Activity => This task calls for copying every line of the records that includes the word "date".

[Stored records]
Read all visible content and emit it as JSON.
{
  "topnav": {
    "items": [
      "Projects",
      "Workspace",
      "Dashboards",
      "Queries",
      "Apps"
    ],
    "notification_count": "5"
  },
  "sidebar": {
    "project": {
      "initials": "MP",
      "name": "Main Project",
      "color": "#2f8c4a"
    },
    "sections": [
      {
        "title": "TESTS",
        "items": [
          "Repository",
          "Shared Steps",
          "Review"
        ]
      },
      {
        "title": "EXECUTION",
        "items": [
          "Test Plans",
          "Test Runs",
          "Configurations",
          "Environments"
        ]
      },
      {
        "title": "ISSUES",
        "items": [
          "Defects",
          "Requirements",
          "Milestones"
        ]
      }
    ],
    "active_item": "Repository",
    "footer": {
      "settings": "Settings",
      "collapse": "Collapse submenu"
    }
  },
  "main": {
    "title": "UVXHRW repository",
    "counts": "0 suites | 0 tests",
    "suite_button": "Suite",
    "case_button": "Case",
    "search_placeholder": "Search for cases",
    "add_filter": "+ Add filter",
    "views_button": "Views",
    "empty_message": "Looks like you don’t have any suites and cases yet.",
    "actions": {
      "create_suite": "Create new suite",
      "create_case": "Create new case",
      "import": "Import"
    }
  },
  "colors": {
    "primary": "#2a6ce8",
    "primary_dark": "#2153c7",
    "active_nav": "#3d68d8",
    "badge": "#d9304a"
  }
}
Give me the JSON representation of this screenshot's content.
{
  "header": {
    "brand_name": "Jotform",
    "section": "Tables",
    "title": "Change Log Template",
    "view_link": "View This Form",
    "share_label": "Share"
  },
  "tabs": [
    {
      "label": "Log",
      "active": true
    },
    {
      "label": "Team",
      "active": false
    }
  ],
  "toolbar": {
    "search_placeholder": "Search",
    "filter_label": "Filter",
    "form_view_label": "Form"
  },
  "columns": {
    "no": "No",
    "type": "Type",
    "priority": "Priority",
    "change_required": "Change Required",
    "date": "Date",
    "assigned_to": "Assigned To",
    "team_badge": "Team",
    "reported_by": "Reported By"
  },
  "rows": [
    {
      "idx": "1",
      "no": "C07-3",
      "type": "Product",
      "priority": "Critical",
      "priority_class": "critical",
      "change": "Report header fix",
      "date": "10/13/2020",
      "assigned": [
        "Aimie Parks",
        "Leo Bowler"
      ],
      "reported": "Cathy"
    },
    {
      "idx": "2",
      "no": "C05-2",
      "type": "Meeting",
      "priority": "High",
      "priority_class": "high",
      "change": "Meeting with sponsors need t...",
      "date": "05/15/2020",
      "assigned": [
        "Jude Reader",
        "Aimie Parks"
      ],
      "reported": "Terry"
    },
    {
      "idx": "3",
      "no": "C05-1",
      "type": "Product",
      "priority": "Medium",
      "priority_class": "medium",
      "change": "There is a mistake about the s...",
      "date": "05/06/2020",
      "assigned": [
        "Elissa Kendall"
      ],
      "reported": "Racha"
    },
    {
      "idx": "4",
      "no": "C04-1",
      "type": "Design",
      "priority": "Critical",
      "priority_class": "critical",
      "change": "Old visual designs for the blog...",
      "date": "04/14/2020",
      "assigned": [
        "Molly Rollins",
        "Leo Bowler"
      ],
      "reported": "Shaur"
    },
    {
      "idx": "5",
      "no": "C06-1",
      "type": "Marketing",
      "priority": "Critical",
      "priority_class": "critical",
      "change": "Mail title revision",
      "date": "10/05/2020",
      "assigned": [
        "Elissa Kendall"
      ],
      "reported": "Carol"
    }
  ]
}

Solution to the problem =>
    "date": "Date",
      "date": "10/13/2020",
      "date": "05/15/2020",
      "date": "05/06/2020",
      "date": "04/14/2020",
      "date": "10/05/2020",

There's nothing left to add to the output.